_RECORDS FOR PROCESSING:_
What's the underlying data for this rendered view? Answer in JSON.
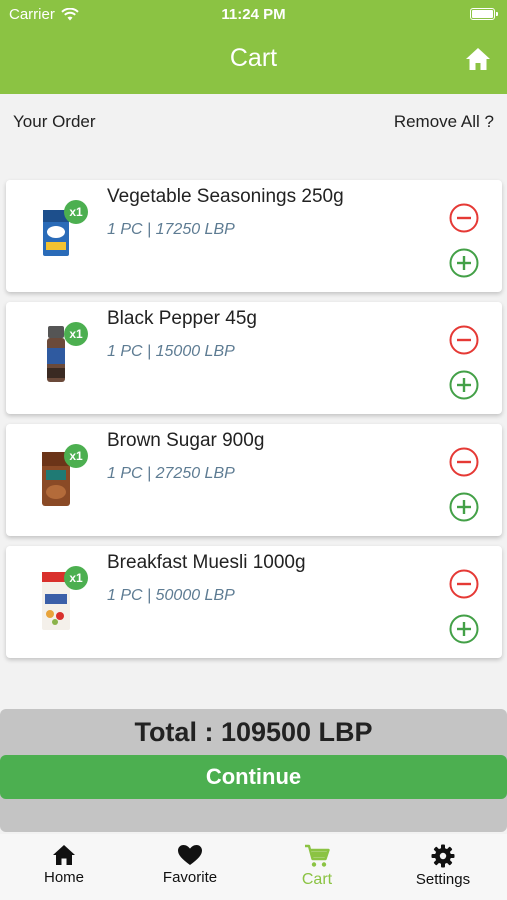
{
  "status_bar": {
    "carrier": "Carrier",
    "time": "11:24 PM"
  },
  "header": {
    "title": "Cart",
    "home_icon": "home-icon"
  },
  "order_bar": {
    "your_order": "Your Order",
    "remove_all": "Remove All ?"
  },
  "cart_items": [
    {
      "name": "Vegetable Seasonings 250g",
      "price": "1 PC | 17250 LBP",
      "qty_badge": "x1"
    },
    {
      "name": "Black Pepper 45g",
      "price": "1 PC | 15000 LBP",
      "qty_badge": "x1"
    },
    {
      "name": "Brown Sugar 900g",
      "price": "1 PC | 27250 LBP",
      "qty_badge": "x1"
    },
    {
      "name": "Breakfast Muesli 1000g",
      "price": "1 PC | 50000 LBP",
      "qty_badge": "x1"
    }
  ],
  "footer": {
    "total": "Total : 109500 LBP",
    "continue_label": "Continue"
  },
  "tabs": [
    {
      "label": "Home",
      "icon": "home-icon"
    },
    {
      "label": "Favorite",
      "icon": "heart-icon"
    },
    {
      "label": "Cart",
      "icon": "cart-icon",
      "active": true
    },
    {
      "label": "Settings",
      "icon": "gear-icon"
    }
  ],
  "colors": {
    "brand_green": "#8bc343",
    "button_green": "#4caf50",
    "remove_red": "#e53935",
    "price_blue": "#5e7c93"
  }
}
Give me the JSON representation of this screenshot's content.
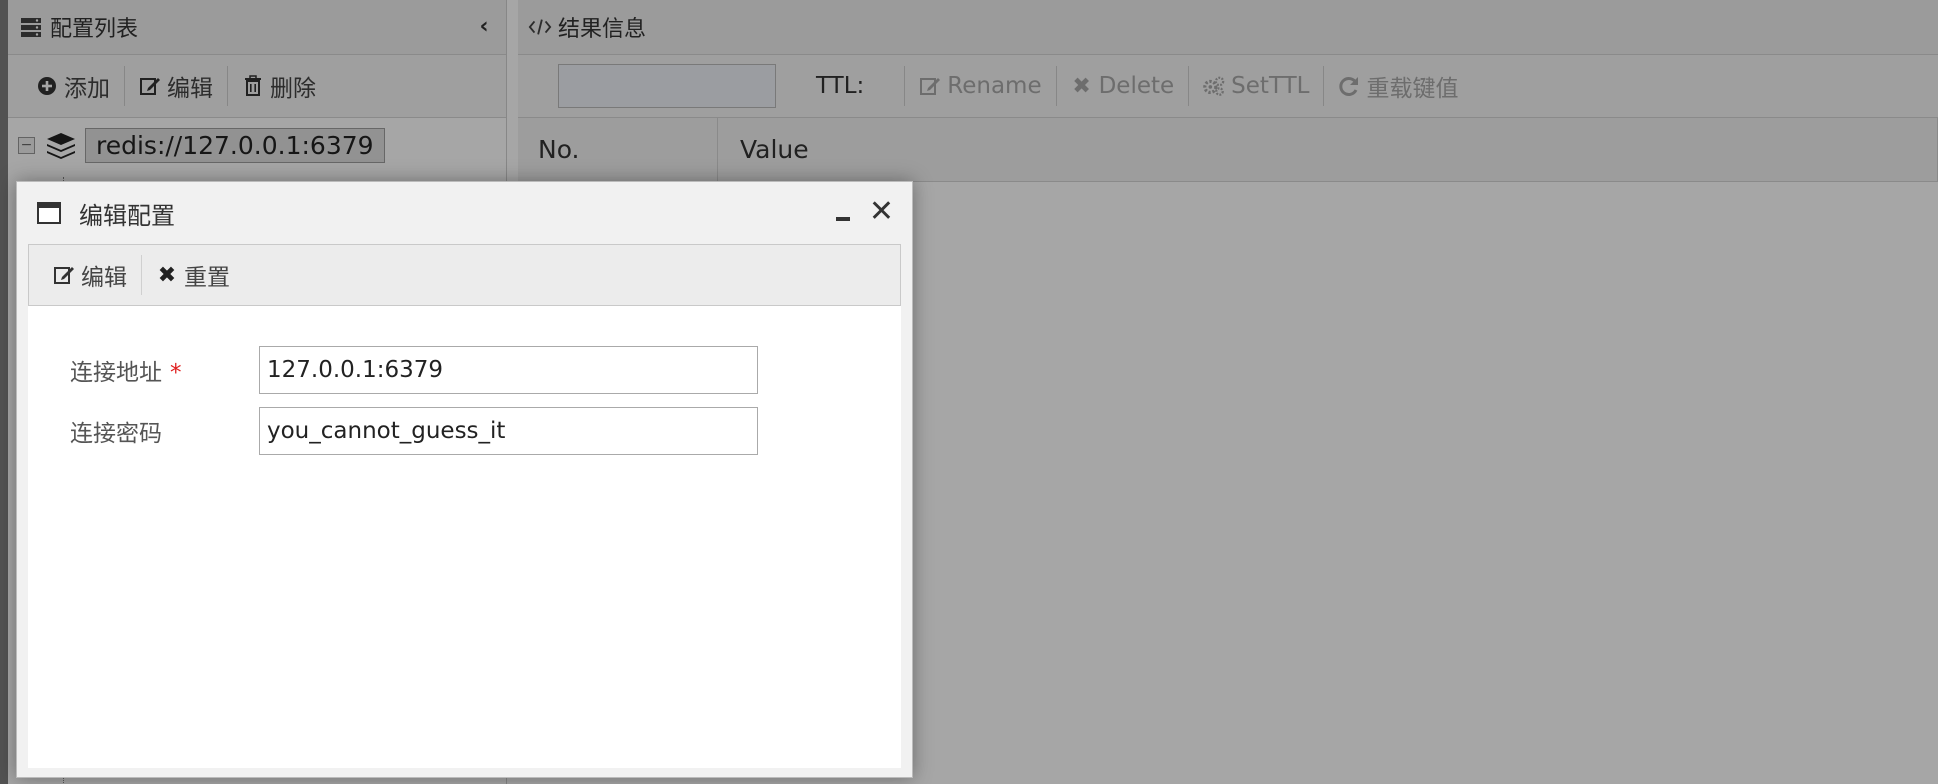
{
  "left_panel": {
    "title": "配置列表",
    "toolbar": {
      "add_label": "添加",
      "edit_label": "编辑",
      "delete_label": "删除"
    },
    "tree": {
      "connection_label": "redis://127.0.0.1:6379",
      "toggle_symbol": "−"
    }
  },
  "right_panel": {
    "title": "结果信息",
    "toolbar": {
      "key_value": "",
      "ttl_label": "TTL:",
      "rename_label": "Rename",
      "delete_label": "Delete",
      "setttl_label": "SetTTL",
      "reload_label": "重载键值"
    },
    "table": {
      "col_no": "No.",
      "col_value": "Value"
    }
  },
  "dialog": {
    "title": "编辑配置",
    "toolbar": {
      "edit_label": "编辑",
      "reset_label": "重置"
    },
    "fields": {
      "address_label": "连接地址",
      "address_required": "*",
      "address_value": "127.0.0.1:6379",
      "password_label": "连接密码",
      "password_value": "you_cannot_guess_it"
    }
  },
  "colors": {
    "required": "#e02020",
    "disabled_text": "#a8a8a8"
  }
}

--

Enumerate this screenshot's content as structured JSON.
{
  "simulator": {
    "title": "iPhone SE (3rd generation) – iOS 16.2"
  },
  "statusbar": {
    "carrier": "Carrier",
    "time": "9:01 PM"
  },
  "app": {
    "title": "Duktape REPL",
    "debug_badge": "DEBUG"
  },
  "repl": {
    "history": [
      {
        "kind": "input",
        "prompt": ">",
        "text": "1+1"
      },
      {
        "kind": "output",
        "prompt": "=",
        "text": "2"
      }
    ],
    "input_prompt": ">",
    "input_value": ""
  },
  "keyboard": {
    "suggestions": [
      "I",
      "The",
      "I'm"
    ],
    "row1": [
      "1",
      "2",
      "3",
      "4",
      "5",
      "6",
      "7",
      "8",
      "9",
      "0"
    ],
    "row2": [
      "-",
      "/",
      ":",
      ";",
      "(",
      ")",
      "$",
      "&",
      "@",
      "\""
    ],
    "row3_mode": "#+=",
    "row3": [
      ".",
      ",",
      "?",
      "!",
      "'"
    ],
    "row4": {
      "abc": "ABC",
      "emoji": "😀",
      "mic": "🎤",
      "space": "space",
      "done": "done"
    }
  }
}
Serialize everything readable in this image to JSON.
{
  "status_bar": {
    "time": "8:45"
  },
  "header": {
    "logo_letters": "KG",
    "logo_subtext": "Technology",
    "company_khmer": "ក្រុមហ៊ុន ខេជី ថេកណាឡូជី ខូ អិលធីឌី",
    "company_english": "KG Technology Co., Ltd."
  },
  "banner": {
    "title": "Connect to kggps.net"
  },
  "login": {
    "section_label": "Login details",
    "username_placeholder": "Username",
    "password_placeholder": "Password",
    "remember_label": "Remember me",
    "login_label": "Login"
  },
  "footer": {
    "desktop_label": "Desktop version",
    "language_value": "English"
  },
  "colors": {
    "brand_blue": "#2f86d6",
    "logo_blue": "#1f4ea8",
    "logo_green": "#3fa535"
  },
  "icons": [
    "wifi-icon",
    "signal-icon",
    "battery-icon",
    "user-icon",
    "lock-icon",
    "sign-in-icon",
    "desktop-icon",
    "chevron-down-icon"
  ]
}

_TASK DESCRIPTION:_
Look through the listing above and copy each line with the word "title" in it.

_EXERCISE RESPONSE:_
    "title": "Cart",
    "title": "配置列表",
    "title": "结果信息",
    "title": "编辑配置",
    "title": "iPhone SE (3rd generation) – iOS 16.2"
    "title": "Duktape REPL",
    "title": "Connect to kggps.net"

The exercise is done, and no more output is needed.